Pastors, community leaders and educators are joining forces to engage black voters in Florida’s 2022 election, with a focus on policing a new “election police” office championed by Gov. Ron DeSantis.
The push to register and get black people to vote is not a one-off enterprise. Black voters as a group have largely backed Democratic candidates and are seen as a key voting bloc in close elections.
But an effort this year by Equal Ground Education and Action Fund – dubbed “A Vote for Black Lives” – comes amid a series of laws that black leaders say make it even more important for members of their communities to vote.
“‘A Vote for Black Lives’ is a vote against voter suppression, a vote against state-sanctioned violence, a vote against racial prejudice in our schools and workplaces and it is a step towards the truth about our country and the history of our state,” Jasmine Burney-Clark, founder and consulting director of Equal Ground, told reporters this week.
The organization is teaming up with community activists, historically black colleges and universities, and church leaders in eight counties it deems essential for this year’s races. The campaign is targeting voters in Alachua, Leon, Palm Beach, Pinellas, Orange, Seminole, Volusia and Washington counties.
“Over the past few years, our heads of state have passed dangerous laws that attack and threaten black lives in exchange for their own political ambition, making black voter participation even more critical to curbing these regressive trends,” he said. said Equal Ground CEO Kristin Fulwylie Thomas. .

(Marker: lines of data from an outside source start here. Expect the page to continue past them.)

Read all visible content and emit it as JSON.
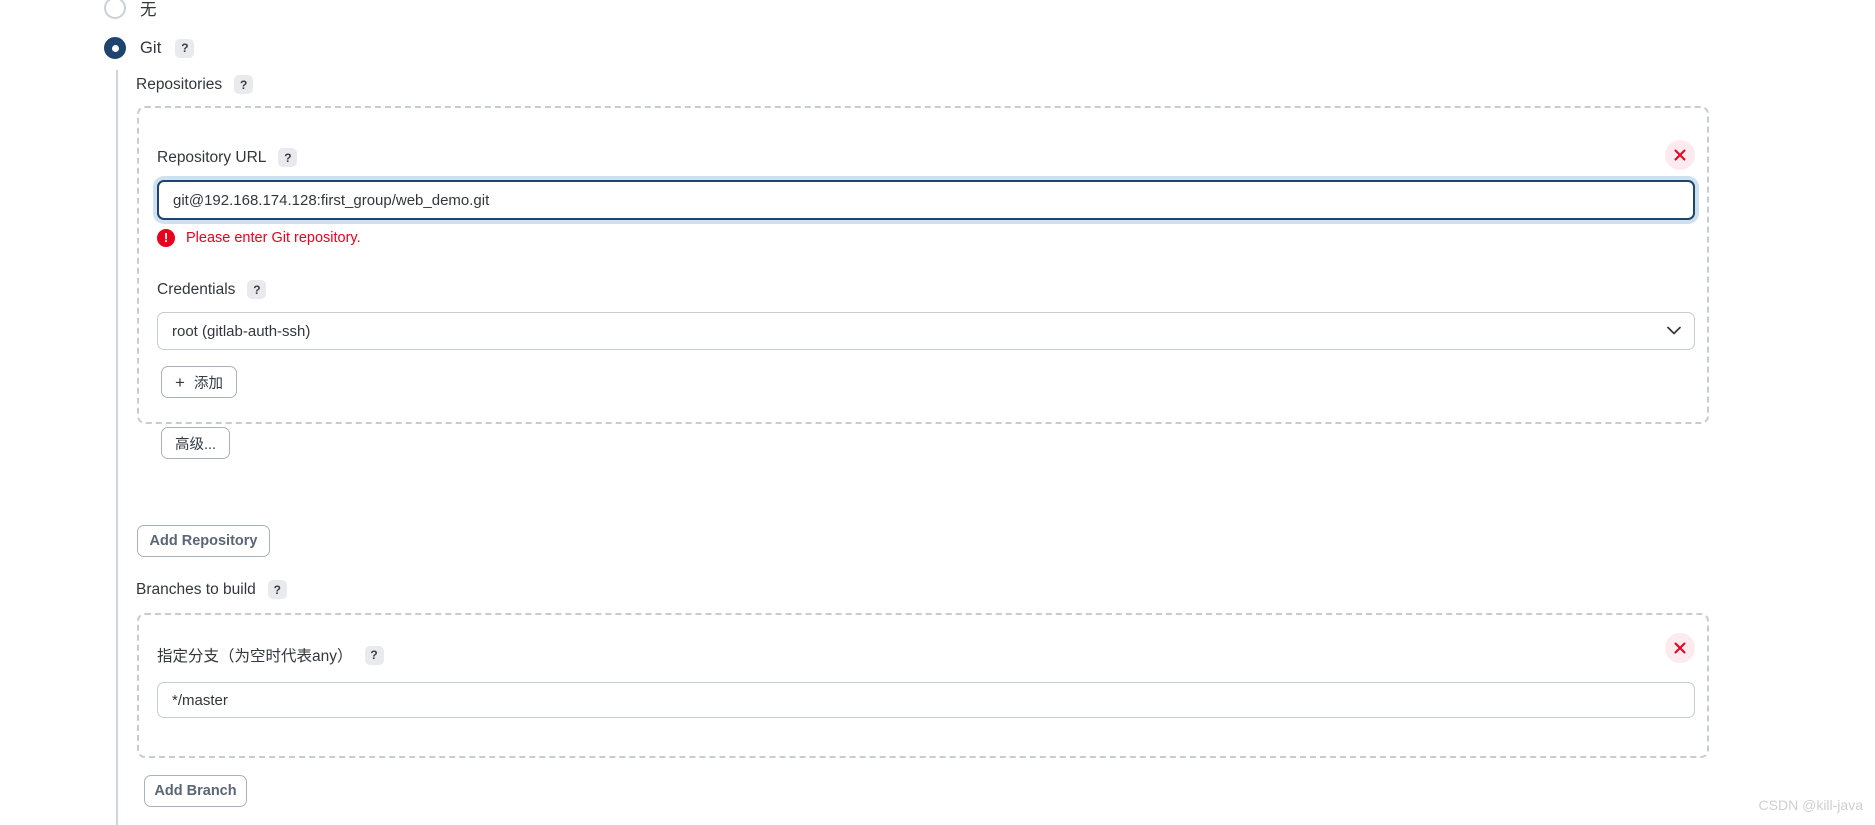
{
  "scm": {
    "options": [
      {
        "label": "无",
        "selected": false,
        "has_help": false
      },
      {
        "label": "Git",
        "selected": true,
        "has_help": true
      }
    ]
  },
  "repositories": {
    "label": "Repositories",
    "help": "?",
    "repository_url": {
      "label": "Repository URL",
      "help": "?",
      "value": "git@192.168.174.128:first_group/web_demo.git",
      "focused": true,
      "error": "Please enter Git repository.",
      "error_icon": "error-circle-icon"
    },
    "credentials": {
      "label": "Credentials",
      "help": "?",
      "selected": "root (gitlab-auth-ssh)",
      "chevron": "chevron-down-icon",
      "add_button": {
        "icon": "plus-icon",
        "label": "添加"
      },
      "advanced_button": "高级..."
    },
    "delete_icon": "close-icon",
    "add_repository_button": "Add Repository"
  },
  "branches": {
    "label": "Branches to build",
    "help": "?",
    "branch_spec": {
      "label": "指定分支（为空时代表any）",
      "help": "?",
      "value": "*/master"
    },
    "delete_icon": "close-icon",
    "add_branch_button": "Add Branch"
  },
  "watermark": "CSDN @kill-java",
  "colors": {
    "accent": "#1f456e",
    "error": "#e8001f",
    "error_bg": "#fdeaee",
    "dashed_border": "#c7ccd1",
    "focus_ring": "#cfe0ee"
  }
}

Thomas pointed to a series of laws, passed by the Republican-dominated Legislature and signed by DeSantis, that include efforts to make it harder for Floridians to vote by mail. She also cited a number of so-called “culture war” issues that have drawn criticism – and lawsuits – from Democrats and civil rights organizations.
A law pushed by DeSantis this year, for example, restricts how race-related concepts can be taught in schools and workplace training.
Dubbed by DeSantis the “Stop WOKE” Act, the law in part prohibits teaching that would cause students to experience “guilt, anguish, or other forms of psychological distress due to actions, in which the person does not played no role, committed in the past by other members of the same race, color, national origin or sex. The law is the subject of two challenges in the Federal Court.
Lawmakers also approved a congressional map proposed by DeSantis that included the reconfiguration of a North Florida district held by U.S. Representative Al Lawson, a black Democrat. The new map, which is being challenged in court, could reduce the number of black members of the state’s congressional delegation.
One of the priorities of the “A Vote for Black Lives” campaign will focus on a new Office of Election Crimes and Security, which was included in a bill (SB 524) passed in March. The office will have the power to launch independent investigations into alleged voting-related wrongdoing. The office, which is housed within the Florida Department of State, will also manage the state’s election hotline.
The bill also provides for the appointment of officers from the Florida Department of Law Enforcement to investigate allegations of election violations, with at least one officer in each region of the state.
The creation of the office within the State Department has alarmed civil rights leaders, who argue it is unnecessary and could be used to intimidate black and Hispanic voters. The state hasn’t released rules outlining exactly how the office will operate.
“With the passage of Senate Bill 524 which created an Election Police Force, we believe it is important to staff polling stations with poll monitors at early voting locations and on Election Day” who are trained in Florida election law and hotline procedures, so they can help voters report concerns to county election officials, Thomas said.
Equal Ground’s goal is to beat the black voter turnout of 61% by 1% in 2018, she said.
The group also recruits “trusted leaders” from the black community to work as “validators” who can train other volunteers to educate black voters on things like election dates and polling locations and polling stations. encourage people to vote, Thomas said. Group activities launched this week and digital ads will increase in August.
While any efforts focused on voter education and participation are important, Thomas put poll monitoring at the top of the list.
“It is going to be essential that we have community leaders trained to understand these new laws and our voting rights and things like that, so that they are able to mitigate any problems and report directly to our protection hotlines. election and to our lawyers who run these hotlines,” she said.
The effort to engage black voters will also target young people, according to Tameka Hobbs, executive director of the A. Philip Randolph Institute for Law, Race, Social Justice and Economic Policy at Edward Waters University in Jacksonville.
“As an advocate for students and black history, I am deeply concerned about how some politicians are using education for their own political agendas, turning our children and young adults into pawns and potentially jeopardizing their future. instead of ensuring that our schools have all the resources they need to provide a positive learning environment for all students. It has to stop,” she said in a Tuesday call with reporters.
Hobbs pointed to the new Elections Office and part of Florida law that removes registered voters from rolls if they haven’t voted within a certain amount of time.
“Both of these policies will have real adverse effects on people of color and young voters,” she said.
Hobbs said she and other campus and community leaders are working to ensure students are registered to vote and have accurate information about upcoming elections.
Hobbs said people between the ages of 18 and 24 accounted for just 10% of the vote.
“We need to increase this number as the laws being passed are going to have a profound impact on the voting population. And we must do everything in our power to engage and empower this generation,” she said.